Extracted records:
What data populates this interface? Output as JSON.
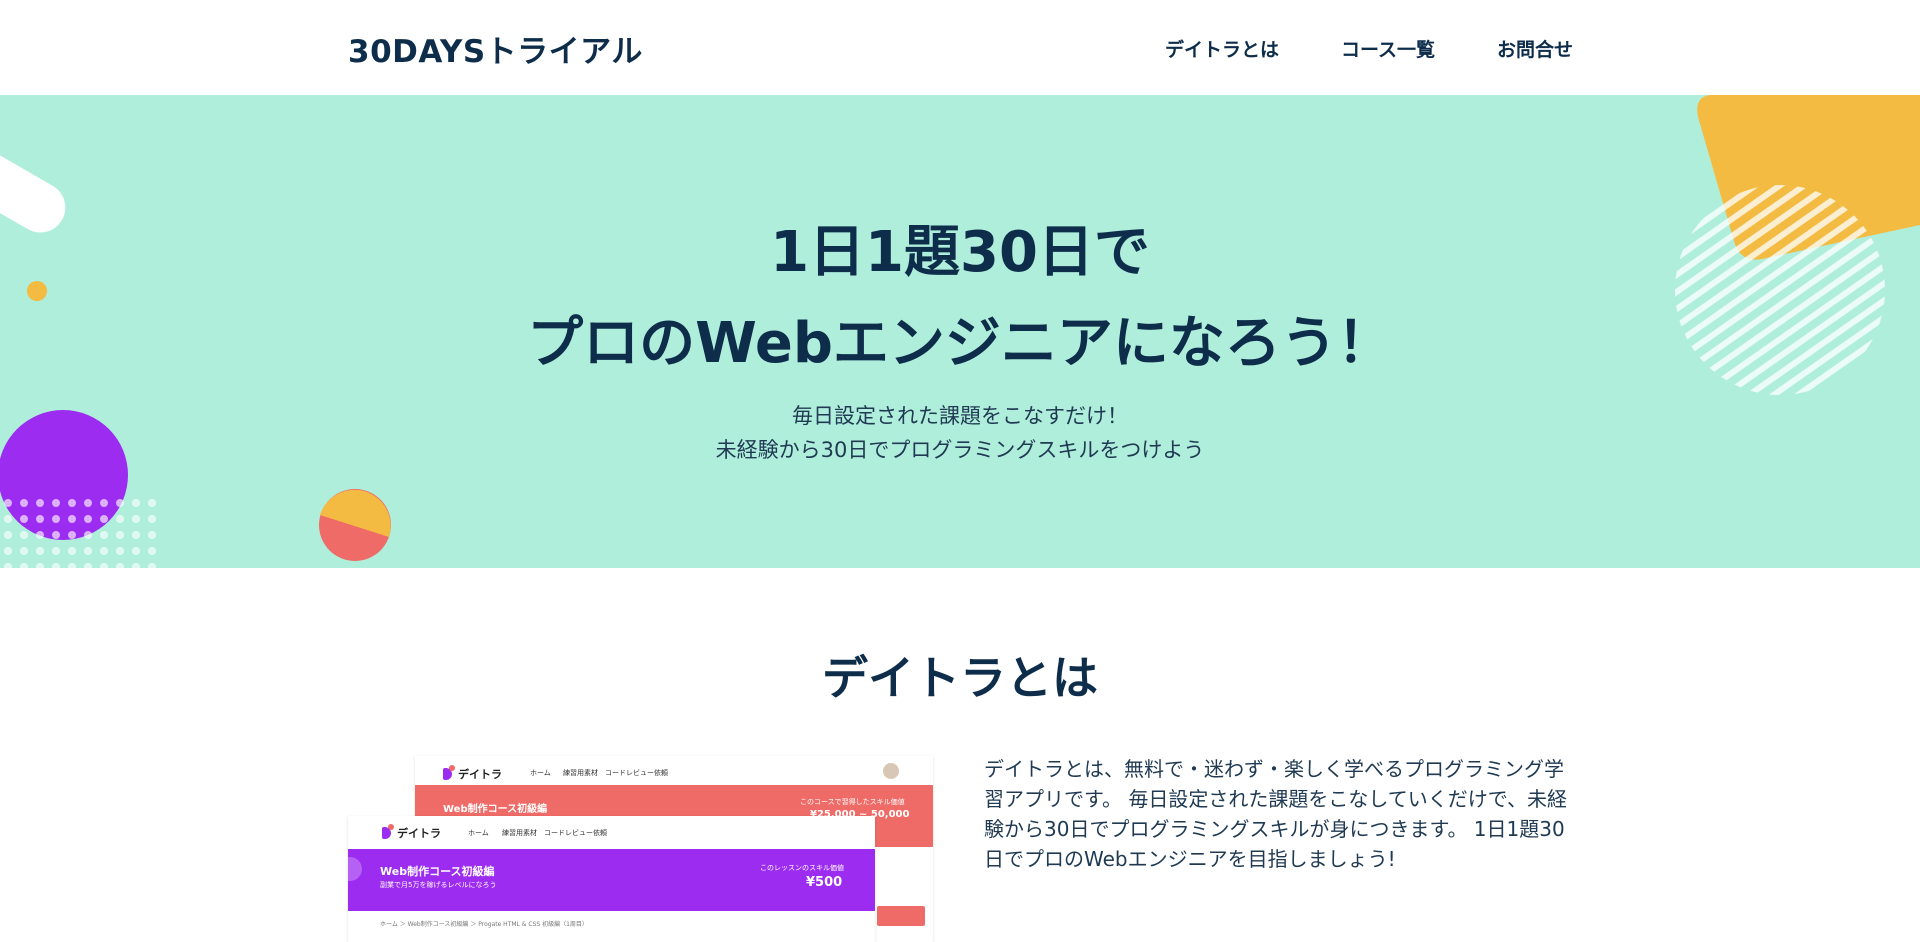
{
  "header": {
    "logo": "30DAYSトライアル",
    "nav": [
      "デイトラとは",
      "コース一覧",
      "お問合せ"
    ]
  },
  "hero": {
    "title_line1": "1日1題30日で",
    "title_line2": "プロのWebエンジニアになろう！",
    "sub_line1": "毎日設定された課題をこなすだけ！",
    "sub_line2": "未経験から30日でプログラミングスキルをつけよう"
  },
  "about": {
    "title": "デイトラとは",
    "description": "デイトラとは、無料で・迷わず・楽しく学べるプログラミング学習アプリです。 毎日設定された課題をこなしていくだけで、未経験から30日でプログラミングスキルが身につきます。 1日1題30日でプロのWebエンジニアを目指しましょう!"
  },
  "screenshot_back": {
    "logo": "デイトラ",
    "nav": [
      "ホーム",
      "練習用素材",
      "コードレビュー依頼"
    ],
    "banner_title": "Web制作コース初級編",
    "skill_label": "このコースで習得したスキル価値",
    "price": "¥25,000 ~ 50,000"
  },
  "screenshot_front": {
    "logo": "デイトラ",
    "nav": [
      "ホーム",
      "練習用素材",
      "コードレビュー依頼"
    ],
    "banner_title": "Web制作コース初級編",
    "banner_sub": "副業で月5万を稼げるレベルになろう",
    "skill_label": "このレッスンのスキル価値",
    "price": "¥500",
    "breadcrumb": "ホーム ＞ Web制作コース初級編 ＞ Progate HTML & CSS 初級編（1周目）"
  },
  "colors": {
    "navy": "#0d2d4a",
    "hero_bg": "#b0eedc",
    "purple": "#9c2cf0",
    "orange": "#f4bb42",
    "coral": "#ef6b67"
  }
}
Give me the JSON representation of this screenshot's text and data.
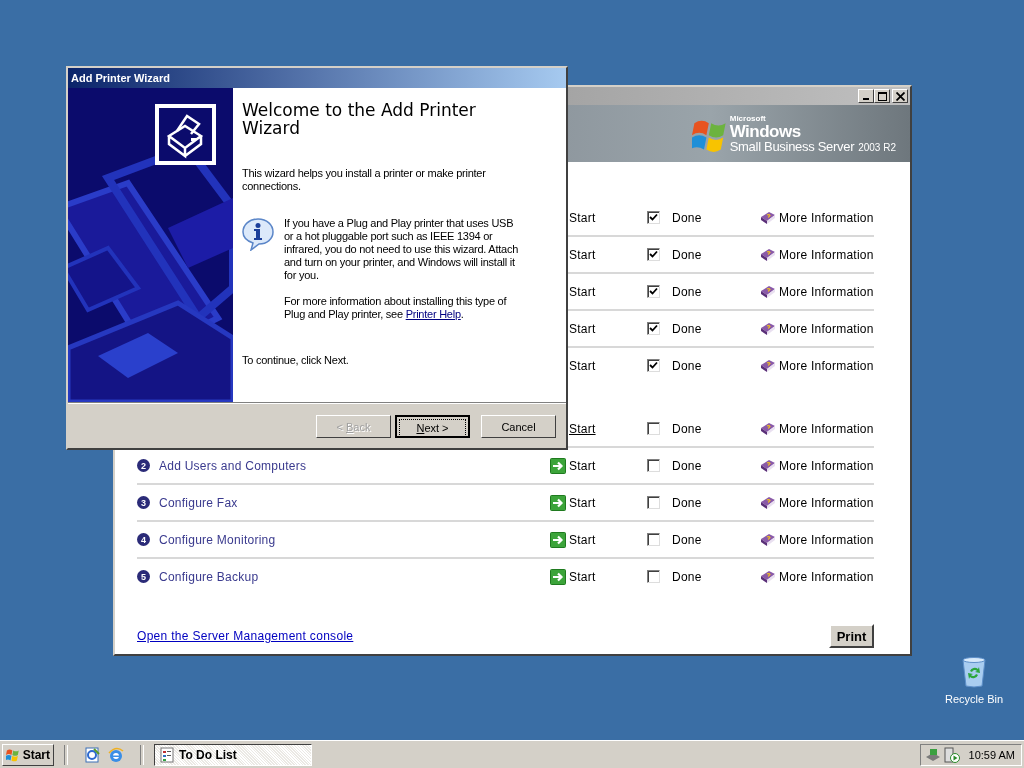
{
  "todo_window": {
    "banner": {
      "brand_small": "Microsoft",
      "product": "Windows",
      "edition": "Small Business Server",
      "version": "2003 R2"
    },
    "sections": [
      {
        "rows": [
          {
            "start_icon": false,
            "start": "Start",
            "hover": false,
            "done_label": "Done",
            "done": true,
            "info": "More Information"
          },
          {
            "start_icon": false,
            "start": "Start",
            "hover": false,
            "done_label": "Done",
            "done": true,
            "info": "More Information"
          },
          {
            "start_icon": false,
            "start": "Start",
            "hover": false,
            "done_label": "Done",
            "done": true,
            "info": "More Information"
          },
          {
            "start_icon": false,
            "start": "Start",
            "hover": false,
            "done_label": "Done",
            "done": true,
            "info": "More Information"
          },
          {
            "start_icon": false,
            "start": "Start",
            "hover": false,
            "done_label": "Done",
            "done": true,
            "info": "More Information"
          }
        ]
      },
      {
        "rows": [
          {
            "start_icon": false,
            "start": "Start",
            "hover": true,
            "done_label": "Done",
            "done": false,
            "info": "More Information"
          },
          {
            "number": "2",
            "name": "Add Users and Computers",
            "start_icon": true,
            "start": "Start",
            "hover": false,
            "done_label": "Done",
            "done": false,
            "info": "More Information"
          },
          {
            "number": "3",
            "name": "Configure Fax",
            "start_icon": true,
            "start": "Start",
            "hover": false,
            "done_label": "Done",
            "done": false,
            "info": "More Information"
          },
          {
            "number": "4",
            "name": "Configure Monitoring",
            "start_icon": true,
            "start": "Start",
            "hover": false,
            "done_label": "Done",
            "done": false,
            "info": "More Information"
          },
          {
            "number": "5",
            "name": "Configure Backup",
            "start_icon": true,
            "start": "Start",
            "hover": false,
            "done_label": "Done",
            "done": false,
            "info": "More Information"
          }
        ]
      }
    ],
    "console_link": "Open the Server Management console",
    "print_button": "Print"
  },
  "wizard": {
    "title": "Add Printer Wizard",
    "heading": "Welcome to the Add Printer Wizard",
    "intro": "This wizard helps you install a printer or make printer connections.",
    "info": "If you have a Plug and Play printer that uses USB or a hot pluggable port such as IEEE 1394 or infrared, you do not need to use this wizard. Attach and turn on your printer, and Windows will install it for you.",
    "more_info": {
      "before": "For more information about installing this type of Plug and Play printer, see ",
      "link": "Printer Help",
      "after": "."
    },
    "continue": "To continue, click Next.",
    "buttons": [
      {
        "before": "< ",
        "accel": "B",
        "after": "ack",
        "disabled": true,
        "default": false
      },
      {
        "accel": "N",
        "after": "ext >",
        "disabled": false,
        "default": true
      },
      {
        "after": "Cancel",
        "disabled": false,
        "default": false
      }
    ]
  },
  "desktop_icons": [
    {
      "label": "Recycle Bin"
    }
  ],
  "taskbar": {
    "start": "Start",
    "tasks": [
      {
        "label": "To Do List",
        "selected": true
      }
    ],
    "clock": "10:59 AM"
  }
}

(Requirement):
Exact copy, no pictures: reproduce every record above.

(Answer box):
What data populates this interface? Output as JSON.
{
  "header": {
    "logo": "30DAYSトライアル",
    "nav": [
      "デイトラとは",
      "コース一覧",
      "お問合せ"
    ]
  },
  "hero": {
    "title_line1": "1日1題30日で",
    "title_line2": "プロのWebエンジニアになろう！",
    "sub_line1": "毎日設定された課題をこなすだけ！",
    "sub_line2": "未経験から30日でプログラミングスキルをつけよう"
  },
  "about": {
    "title": "デイトラとは",
    "description": "デイトラとは、無料で・迷わず・楽しく学べるプログラミング学習アプリです。 毎日設定された課題をこなしていくだけで、未経験から30日でプログラミングスキルが身につきます。 1日1題30日でプロのWebエンジニアを目指しましょう!"
  },
  "screenshot_back": {
    "logo": "デイトラ",
    "nav": [
      "ホーム",
      "練習用素材",
      "コードレビュー依頼"
    ],
    "banner_title": "Web制作コース初級編",
    "skill_label": "このコースで習得したスキル価値",
    "price": "¥25,000 ~ 50,000"
  },
  "screenshot_front": {
    "logo": "デイトラ",
    "nav": [
      "ホーム",
      "練習用素材",
      "コードレビュー依頼"
    ],
    "banner_title": "Web制作コース初級編",
    "banner_sub": "副業で月5万を稼げるレベルになろう",
    "skill_label": "このレッスンのスキル価値",
    "price": "¥500",
    "breadcrumb": "ホーム ＞ Web制作コース初級編 ＞ Progate HTML & CSS 初級編（1周目）"
  },
  "colors": {
    "navy": "#0d2d4a",
    "hero_bg": "#b0eedc",
    "purple": "#9c2cf0",
    "orange": "#f4bb42",
    "coral": "#ef6b67"
  }
}
Give me the JSON representation of this screenshot's text and data.
{
  "todo_window": {
    "banner": {
      "brand_small": "Microsoft",
      "product": "Windows",
      "edition": "Small Business Server",
      "version": "2003 R2"
    },
    "sections": [
      {
        "rows": [
          {
            "start_icon": false,
            "start": "Start",
            "hover": false,
            "done_label": "Done",
            "done": true,
            "info": "More Information"
          },
          {
            "start_icon": false,
            "start": "Start",
            "hover": false,
            "done_label": "Done",
            "done": true,
            "info": "More Information"
          },
          {
            "start_icon": false,
            "start": "Start",
            "hover": false,
            "done_label": "Done",
            "done": true,
            "info": "More Information"
          },
          {
            "start_icon": false,
            "start": "Start",
            "hover": false,
            "done_label": "Done",
            "done": true,
            "info": "More Information"
          },
          {
            "start_icon": false,
            "start": "Start",
            "hover": false,
            "done_label": "Done",
            "done": true,
            "info": "More Information"
          }
        ]
      },
      {
        "rows": [
          {
            "start_icon": false,
            "start": "Start",
            "hover": true,
            "done_label": "Done",
            "done": false,
            "info": "More Information"
          },
          {
            "number": "2",
            "name": "Add Users and Computers",
            "start_icon": true,
            "start": "Start",
            "hover": false,
            "done_label": "Done",
            "done": false,
            "info": "More Information"
          },
          {
            "number": "3",
            "name": "Configure Fax",
            "start_icon": true,
            "start": "Start",
            "hover": false,
            "done_label": "Done",
            "done": false,
            "info": "More Information"
          },
          {
            "number": "4",
            "name": "Configure Monitoring",
            "start_icon": true,
            "start": "Start",
            "hover": false,
            "done_label": "Done",
            "done": false,
            "info": "More Information"
          },
          {
            "number": "5",
            "name": "Configure Backup",
            "start_icon": true,
            "start": "Start",
            "hover": false,
            "done_label": "Done",
            "done": false,
            "info": "More Information"
          }
        ]
      }
    ],
    "console_link": "Open the Server Management console",
    "print_button": "Print"
  },
  "wizard": {
    "title": "Add Printer Wizard",
    "heading": "Welcome to the Add Printer Wizard",
    "intro": "This wizard helps you install a printer or make printer connections.",
    "info": "If you have a Plug and Play printer that uses USB or a hot pluggable port such as IEEE 1394 or infrared, you do not need to use this wizard. Attach and turn on your printer, and Windows will install it for you.",
    "more_info": {
      "before": "For more information about installing this type of Plug and Play printer, see ",
      "link": "Printer Help",
      "after": "."
    },
    "continue": "To continue, click Next.",
    "buttons": [
      {
        "before": "< ",
        "accel": "B",
        "after": "ack",
        "disabled": true,
        "default": false
      },
      {
        "accel": "N",
        "after": "ext >",
        "disabled": false,
        "default": true
      },
      {
        "after": "Cancel",
        "disabled": false,
        "default": false
      }
    ]
  },
  "desktop_icons": [
    {
      "label": "Recycle Bin"
    }
  ],
  "taskbar": {
    "start": "Start",
    "tasks": [
      {
        "label": "To Do List",
        "selected": true
      }
    ],
    "clock": "10:59 AM"
  }
}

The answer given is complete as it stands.